Nothing but the records themselves, exactly as written and free of pictures, should appear in your response.

:: DATA FOR THIS TASK ::
:::::
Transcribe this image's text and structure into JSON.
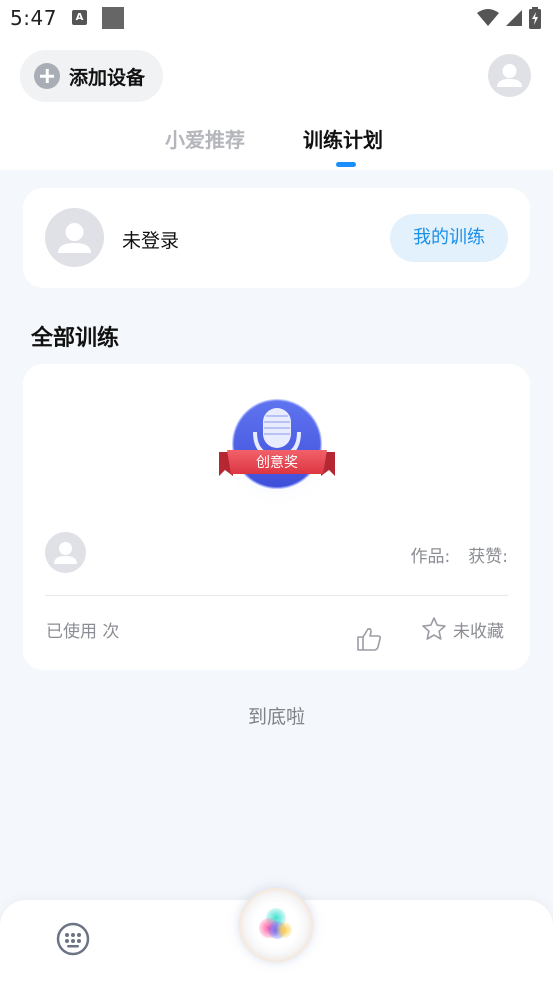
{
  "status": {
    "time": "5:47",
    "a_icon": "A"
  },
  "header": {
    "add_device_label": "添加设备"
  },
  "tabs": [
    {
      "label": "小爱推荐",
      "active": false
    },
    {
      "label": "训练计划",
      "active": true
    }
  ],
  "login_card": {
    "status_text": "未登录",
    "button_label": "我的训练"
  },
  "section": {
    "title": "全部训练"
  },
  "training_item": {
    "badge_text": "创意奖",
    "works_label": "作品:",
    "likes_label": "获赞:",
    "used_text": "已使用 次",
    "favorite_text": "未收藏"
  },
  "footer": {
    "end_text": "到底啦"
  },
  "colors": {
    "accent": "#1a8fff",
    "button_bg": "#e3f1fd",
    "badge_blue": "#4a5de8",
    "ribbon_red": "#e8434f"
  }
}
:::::
:: RESPONSE ::
Transcribe this image's text and structure into JSON.
{
  "status": {
    "time": "5:47",
    "a_icon": "A"
  },
  "header": {
    "add_device_label": "添加设备"
  },
  "tabs": [
    {
      "label": "小爱推荐",
      "active": false
    },
    {
      "label": "训练计划",
      "active": true
    }
  ],
  "login_card": {
    "status_text": "未登录",
    "button_label": "我的训练"
  },
  "section": {
    "title": "全部训练"
  },
  "training_item": {
    "badge_text": "创意奖",
    "works_label": "作品:",
    "likes_label": "获赞:",
    "used_text": "已使用 次",
    "favorite_text": "未收藏"
  },
  "footer": {
    "end_text": "到底啦"
  },
  "colors": {
    "accent": "#1a8fff",
    "button_bg": "#e3f1fd",
    "badge_blue": "#4a5de8",
    "ribbon_red": "#e8434f"
  }
}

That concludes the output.